The Royal BC Museum
When you’re in Victoria the Royal BC Museum is the place where you can go alone, go with the kids, or go several times a year and never get bored. I might be slightly biased since I love history but many I’ve traveled with say it’s a highlight of their time in Victoria as well.
There’s an IMAX theatre and several floors of exhibits including the First Peoples Gallery, Modern History Gallery, and the Natural History Gallery. They also host traveling at certain points throughout the year such as the Titanic or Tutankhamen exhibits.

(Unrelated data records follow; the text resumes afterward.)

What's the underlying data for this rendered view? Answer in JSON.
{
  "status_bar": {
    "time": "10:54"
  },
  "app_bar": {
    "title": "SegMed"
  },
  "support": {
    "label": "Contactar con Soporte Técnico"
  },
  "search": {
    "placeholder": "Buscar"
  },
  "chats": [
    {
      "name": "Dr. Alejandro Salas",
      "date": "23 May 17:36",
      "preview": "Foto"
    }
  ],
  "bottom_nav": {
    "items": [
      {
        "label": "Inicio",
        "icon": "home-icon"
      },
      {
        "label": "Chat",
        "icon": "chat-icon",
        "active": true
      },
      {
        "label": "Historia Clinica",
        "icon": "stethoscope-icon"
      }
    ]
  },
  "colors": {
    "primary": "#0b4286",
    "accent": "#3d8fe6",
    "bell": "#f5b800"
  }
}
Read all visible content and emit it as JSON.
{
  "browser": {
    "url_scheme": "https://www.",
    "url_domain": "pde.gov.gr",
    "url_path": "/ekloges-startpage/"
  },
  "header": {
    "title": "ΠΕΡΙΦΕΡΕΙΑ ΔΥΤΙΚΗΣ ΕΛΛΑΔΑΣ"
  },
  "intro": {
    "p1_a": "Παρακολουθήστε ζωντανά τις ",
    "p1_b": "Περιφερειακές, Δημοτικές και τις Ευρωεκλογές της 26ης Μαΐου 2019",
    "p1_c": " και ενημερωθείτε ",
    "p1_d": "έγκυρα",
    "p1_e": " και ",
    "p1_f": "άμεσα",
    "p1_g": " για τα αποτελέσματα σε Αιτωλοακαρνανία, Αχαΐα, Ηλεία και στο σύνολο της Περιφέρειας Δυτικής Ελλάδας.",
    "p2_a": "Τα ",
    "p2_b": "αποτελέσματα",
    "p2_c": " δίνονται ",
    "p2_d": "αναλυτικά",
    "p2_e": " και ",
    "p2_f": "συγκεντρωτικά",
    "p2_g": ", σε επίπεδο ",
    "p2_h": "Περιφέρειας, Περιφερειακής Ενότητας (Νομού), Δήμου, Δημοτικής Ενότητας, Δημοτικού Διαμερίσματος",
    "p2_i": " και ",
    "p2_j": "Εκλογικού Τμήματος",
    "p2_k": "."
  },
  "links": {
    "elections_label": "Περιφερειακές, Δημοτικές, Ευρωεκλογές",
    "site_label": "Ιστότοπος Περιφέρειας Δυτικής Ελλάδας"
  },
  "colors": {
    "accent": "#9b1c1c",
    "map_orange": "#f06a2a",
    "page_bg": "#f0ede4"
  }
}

A one-time visit is $15 and an annual membership for adults is $59. Annual family passes are $99, available for up to 5 people. I go every time I’m in the city and my niece always requests it when we visit as well.
I’ve been doing the Discover the Past walking tour for several years now and with about 8 different routes around the city, I always learn something new. If you’re curious about the paranormal the ghost stories shared by hosts such as John Adams (historian, author). If ghost stories aren’t your thing, the hour-long tour still offers plenty of local history. They also operate walking tours of Chinatown – the oldest in Canada.
Where to Eat
Victoria offers far more than Smitty’s pancakes and nachos at the Sticky Wicket. Last year I discovered some of the unique local eateries, fine dining establishments, and brew-pubs that make a visit to Victoria a trip for your tastebuds as well.
One of my favourite stops is Spinnakers – a brew pub that makes their own beer and delicious chocolates. With a focus on local and sustainable ingredient choices they serve up the freshest culinary creations.
Then there’s also The Swans Hotel & Brewpub for more local craft beer and then Clive’s where mixology excels and bar manager Shawn Soole whips up classic and original libations while also re-creating old drink recipes by famous bartenders from around the world with the Dead Bartender’s Society.
Victoria has amazingly fresh seafood that you can pick up at Fisherman’s Wharf, enjoy harbour-side at Red Fish Blue Fish, or in any one of its fine dining establishments.
Where to Stay
Finally, when it comes to Victoria I rarely make a day-trip. There’s so much to see, explore, taste, and experience that it’s always at the very least a weekend excursion. As such, I’ve stayed in my fair share of hotels in the region and none more often than the Delta Ocean Pointe.
Since 2003 my sister, mother, niece and I have done an annual girls weekend in Victoria and the Ocean Pointe was our favourite place to stay each year. It has the best view of the downtown core and the parliament buildings, the water taxi cruises right up to the front patio, there’s a pool, spa, and the staff are always incredibly friendly. My niece used to get a welcome pack with a colouring book, sunglasses and other goodies and they used to do “Story Time” in the lobby in the evening for kids (complete with milk and cookies).
I have also stayed at and enjoyed the Coast Harbourside. It’s a little more removed from downtown, just over on Laurel Point, but it is connected to a lovely seawall walking path and is nearby Fisherman’s Wharf.
John and I recently had our first-ever B&B experience in Victoria and it was absolutely lovely. We were at Humboldt House over near St Ann’s Academy which was charming, friendly, and if I think really hard I can still smell the freshly-baked croissants that were delivered to our door.
These are just a few of my favourite ways to get to and stay in Victoria along with places to visit, eat and be entertained. I’m hoping to continue my Top Five for 2010 including various other regions on the South Coast, in the Fraser Valley, on the Island and anywhere else you can get to for the weekend from Vancouver. Should you have any destination suggestions, please feel free to contact me or leave a note in the comments below.